Note the type of enlarger makes a difference
I use a Vivitar V1. The unique "light pipe" means no heat transfer at all from light source to neg. The neg carriers are glassless - why introduce more surfaces if they are unnecessary?
Well, heat is not the only consideration. There is no guarantee the negative will lie perfectly flat. It depends on the type of film, size of the negative, carrier, clamping force, ambient temp/humidity. The point is there isn't much depth of focus at the negative stage. I'd rather use glass and not deal with any of these potential problems.
Glassless won't assure you clean negatives! Dust can still blow around and land on your negative;
and I'd rather have the glass in between to keep minor dust out of focus at least. But from a quality
standpoint, glass is a necessity if you want precise results. If you don't ... that's another story.
I use glassless in my D 3 for 35mm to 6X9 and glass for 4X5, I have seen some warping with 4X5. I just took down my Durst 601 which had a glass type carrier and did not have issues other than cleaning and dusting more surfaces, when you live the Desert can be a real pain.
Yeah, the clay out on some windy playa can really be a nuisance too. For winter desert use, I'd
have a big nail attached to some speaker wire and an alligator clip at the other end, so I could static
ground my Sinar view camera. And, of course, anti-static spray on the filmholders. SLR's, esp MF
ones can be an even bigger headache, because once a little dust gets inside the shutter curtain
and mirror movement drives it where it will inevitable cause trouble. Made me dread changing lenses.
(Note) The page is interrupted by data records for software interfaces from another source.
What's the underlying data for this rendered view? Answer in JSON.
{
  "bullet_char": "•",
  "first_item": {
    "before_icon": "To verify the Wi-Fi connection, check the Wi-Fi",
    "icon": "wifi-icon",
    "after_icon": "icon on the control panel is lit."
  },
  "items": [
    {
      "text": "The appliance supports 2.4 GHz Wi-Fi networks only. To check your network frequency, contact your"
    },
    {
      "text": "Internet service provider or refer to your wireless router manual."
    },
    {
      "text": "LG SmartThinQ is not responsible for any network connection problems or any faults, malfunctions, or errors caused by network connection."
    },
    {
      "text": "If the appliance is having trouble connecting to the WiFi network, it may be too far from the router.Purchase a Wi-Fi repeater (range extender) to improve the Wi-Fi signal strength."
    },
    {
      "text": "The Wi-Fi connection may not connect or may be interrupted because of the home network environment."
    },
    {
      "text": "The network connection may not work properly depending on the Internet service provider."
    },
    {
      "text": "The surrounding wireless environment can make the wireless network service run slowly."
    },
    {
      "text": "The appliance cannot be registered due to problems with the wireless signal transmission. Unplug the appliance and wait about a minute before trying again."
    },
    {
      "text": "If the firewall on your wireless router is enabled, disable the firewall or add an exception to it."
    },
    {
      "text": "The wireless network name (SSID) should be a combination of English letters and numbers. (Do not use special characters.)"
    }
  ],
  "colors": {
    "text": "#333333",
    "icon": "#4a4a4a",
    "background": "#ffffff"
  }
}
I cut my teeth printing big Cibachromes, which are almost impossible to retouch, so learned to be
very careful with dust, whether in the field or in the darkroom.